Mushroom Barley Caserole (sort of, kind of, based on Mom's mushroom barley caserole)

4 slices bacon
1 onion, chopped
1/2 cup carrots, chopped
6 to 8 oz mushrooms (i used canned, eek! but fresh would be better)
3/4 cups pearl barley
1 can chicken broth
salt and pepper
a few tablespoons chopped fresh parsley

preheat oven to 350. in heavy skillet, cook the bacon over medium high heat. when it's done, remove and drain on paper towels, then chop. cook onion in the bacon grease, adding butter or olive oil if needed. after a few minutes, add the carrots. when the onions are getting brown, stir in the mushrooms. add the barley, and stir to coat. season with salt & pepper and stir in the parsley, and stir the chopped bacon back in. when the barley has darkened slightly, pour in the chicken broth. turn the stove off, pour everything into a greased 9x9 baking dish (or shallow caserole of similar volume), cover, and bake for an hour. check the barley for done-ness, it might need to cook for another 15 minutes, and it's better slightly undercooked than overcooked.

Green Jumbalaya (I did briefly glance at the recipe in Joy of Cooking. it called for basil. odd. but tasty. i skipped all semblence of tomatoes. thus, the name "Green")
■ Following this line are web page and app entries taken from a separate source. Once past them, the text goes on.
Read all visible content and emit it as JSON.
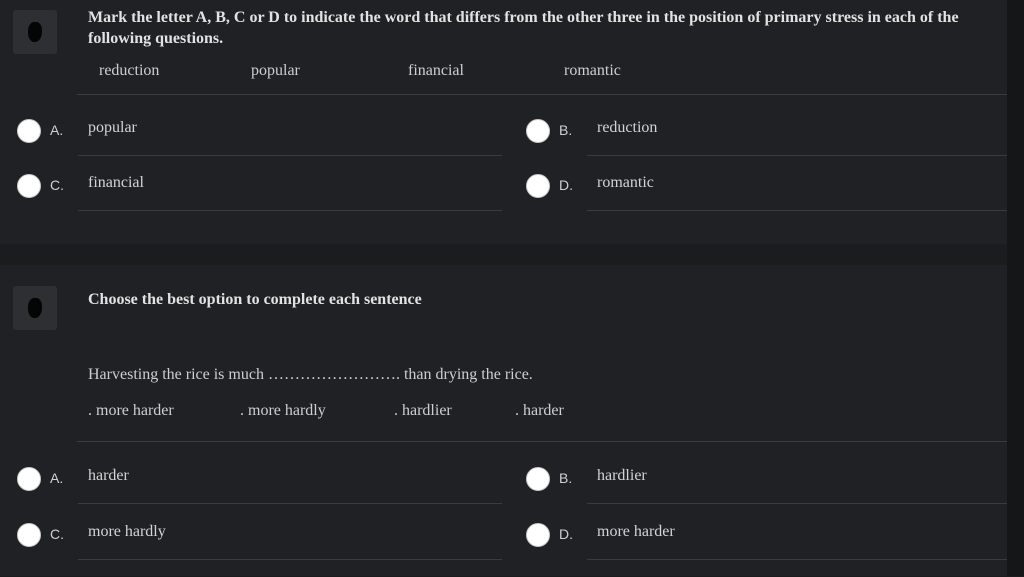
{
  "q1": {
    "instruction": "Mark the letter A, B, C or D to indicate the word that differs from the other three in the position of primary stress in each of the following questions.",
    "words": [
      "reduction",
      "popular",
      "financial",
      "romantic"
    ],
    "choices": [
      {
        "letter": "A.",
        "text": "popular"
      },
      {
        "letter": "B.",
        "text": "reduction"
      },
      {
        "letter": "C.",
        "text": "financial"
      },
      {
        "letter": "D.",
        "text": "romantic"
      }
    ]
  },
  "q2": {
    "instruction": "Choose the best option to complete each sentence",
    "sentence": "Harvesting the rice is much ……………………. than drying the rice.",
    "options": [
      ". more harder",
      ". more hardly",
      ". hardlier",
      ". harder"
    ],
    "choices": [
      {
        "letter": "A.",
        "text": "harder"
      },
      {
        "letter": "B.",
        "text": "hardlier"
      },
      {
        "letter": "C.",
        "text": "more hardly"
      },
      {
        "letter": "D.",
        "text": "more harder"
      }
    ]
  }
}
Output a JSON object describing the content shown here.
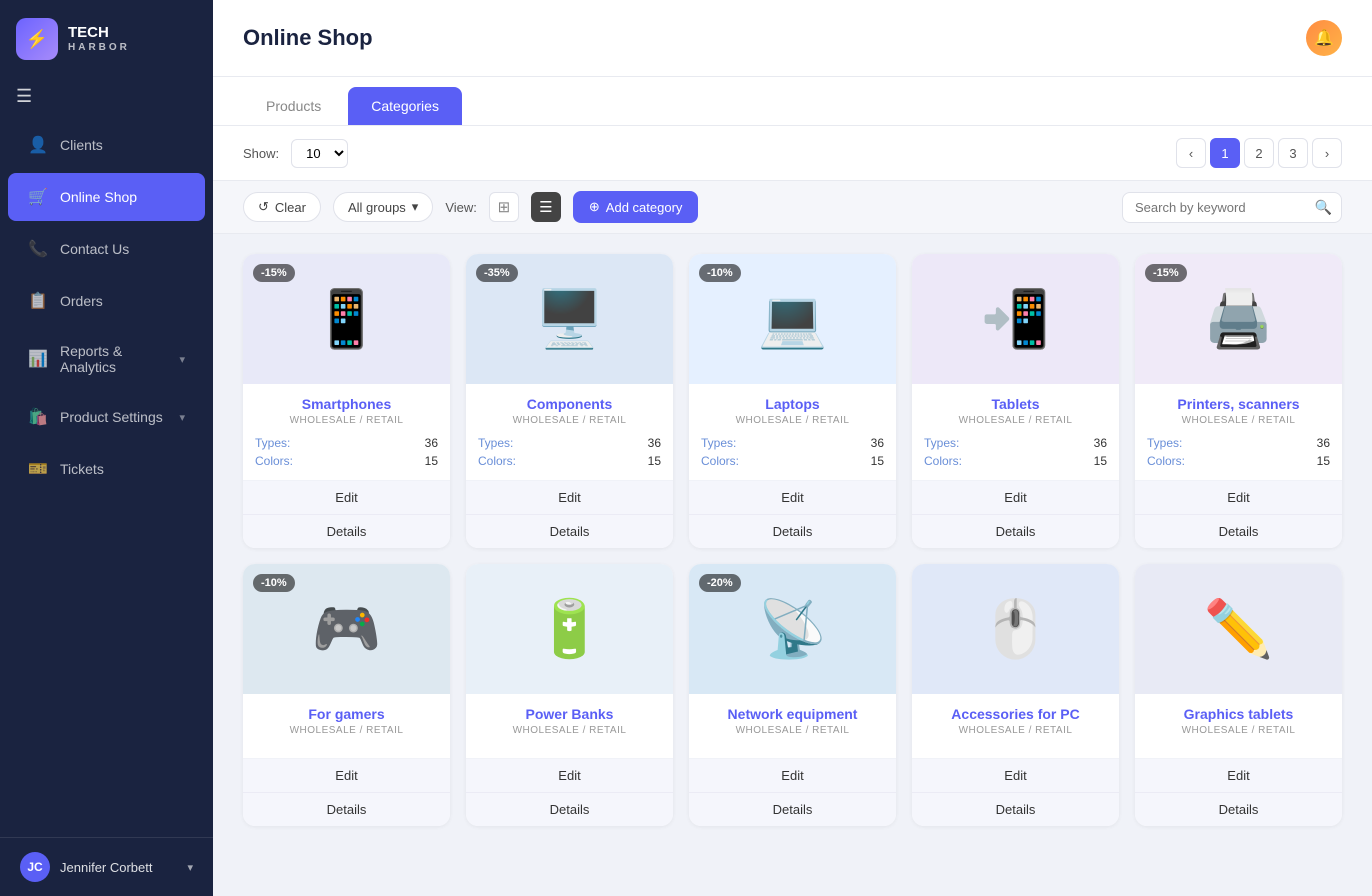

4 chicken or turkey sausauges (buy some with some flavor. please)
one onion, chopped
one green pepper and one sweet pepper, chopped
1 large rib celery, chopped
salt & pepper
1 tbsp dried basil
1 bay leaf
2 tbsp chopped fresh parsley
1 cup rice
2 1/4 cups water
good pinch red pepper flakes

cook sausages on the stove. chop them up first if you want, because this is their chance to cook. once cooked, remove the sausages. hopefully there is some grease left behind. if not, you'll need to some oil or butter. put the onion, peppers, and celery in the skillet, and cook over medium heat till the onions cook down a bit, 5-10 minutes. season with salt and pepper and other spices, then add one cup rice, and the water. stir the sausage peices back in. bring the whole thing to a boil, then cover, and simmer on low heat until the rice is tender, about 20 minutes. i suggest checking the skillet every 5-10 minutes, to make sure your rice isn't burning on the bottom.

i'm actually eating another bowl of the Green Jumbalaya right now. For a weeknight dinner, i wasn't look for something spectactularly culinary, just something easy, fast, and good. it's spot on enough for me!